Two months ago, Apple introduced two new products to its tablet lineup. The iPad mini with Retina display, and the iPad Air. Now the question to be answered is, what sets these two apart?
The iPad Air retains its 9.7 inch display that it has had since the first iPad in 2010. Inside it has the newest processor (A7 with an M7 co-processor for you curious geeky types) and runs iOS 7. It is rated for 10 hours of batter life and has an updated design with thinner side bezels than its older counterparts. The iPad Air got its name from shedding a lot of weight from last year’s iPad model, if you go for the wifi only model, and you should, it weighs in at exactly one pound. Otherwise known as, “I can read with this thing while laying in bed and not worry about dropping it on my face” weight. Convenient, really.
On to the iPad mini, it has… all of the same things. No, really. It shares the processor, screen resolution, battery life, and styling with its larger sibling. Differences here can be summed up in one word, size. It seems that Apple doesn’t want people looking down on the mini because it is slower, or has less clarity in the display than the Air. Which, they shouldn’t. The resolution is exactly the same as the Air, but since it is in a 7.9 inch display the clarity is actually higher and touches on the same numbers as the iPhone has had since the iPhone 4 with 326 pixels per inch. They aren’t lying when they say content consumption is gorgeous on these little devices.

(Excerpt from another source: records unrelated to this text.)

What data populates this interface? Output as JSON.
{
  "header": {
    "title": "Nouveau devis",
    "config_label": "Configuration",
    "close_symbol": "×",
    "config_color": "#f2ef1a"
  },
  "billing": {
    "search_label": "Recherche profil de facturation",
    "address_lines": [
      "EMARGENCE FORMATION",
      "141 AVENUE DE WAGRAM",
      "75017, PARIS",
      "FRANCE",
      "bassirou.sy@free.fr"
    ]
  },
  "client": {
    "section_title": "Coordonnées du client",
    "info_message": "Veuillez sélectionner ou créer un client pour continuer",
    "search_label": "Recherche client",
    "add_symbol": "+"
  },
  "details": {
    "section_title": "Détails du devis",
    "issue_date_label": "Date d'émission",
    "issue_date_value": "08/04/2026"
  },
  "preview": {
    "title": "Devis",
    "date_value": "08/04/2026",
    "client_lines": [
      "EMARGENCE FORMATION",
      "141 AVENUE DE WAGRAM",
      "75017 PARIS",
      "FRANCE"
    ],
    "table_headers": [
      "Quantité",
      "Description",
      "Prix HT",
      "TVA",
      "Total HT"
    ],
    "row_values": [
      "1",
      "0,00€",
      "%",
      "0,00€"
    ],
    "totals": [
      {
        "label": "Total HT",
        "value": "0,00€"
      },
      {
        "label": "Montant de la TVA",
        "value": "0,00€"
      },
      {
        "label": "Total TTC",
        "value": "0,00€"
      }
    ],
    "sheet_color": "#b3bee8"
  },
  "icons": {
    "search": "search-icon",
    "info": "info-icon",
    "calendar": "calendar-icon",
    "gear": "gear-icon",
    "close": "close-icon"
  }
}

So, which should you get?
There isn’t a clear winner here, at least not in the sense of one being considerably better than another. If you plan to do a lot of typing on the virtual keyboard, the Air may be your best bet with more screen real estate to work with. If you aren’t planning to write a novella on it. I would say go for the mini and either save $100 or get the 32GB model for the same price as the 16GB iPad Air.
Additionally, I do not recommend the Cellular+Wifi versions to most people because, most people don’t need it. It’s an added expense for them and it winds up laying dormant. If you know you need it, get it. If you’re on the fence, think long and hard about that extra $130 and tying yourself to a carrier, not by contract but by the fact that each iPad can only work on the carrier you choose when you purchase. That and the fact that most phones can broadcast a hotspot should make it very easy to live without it on your iPad.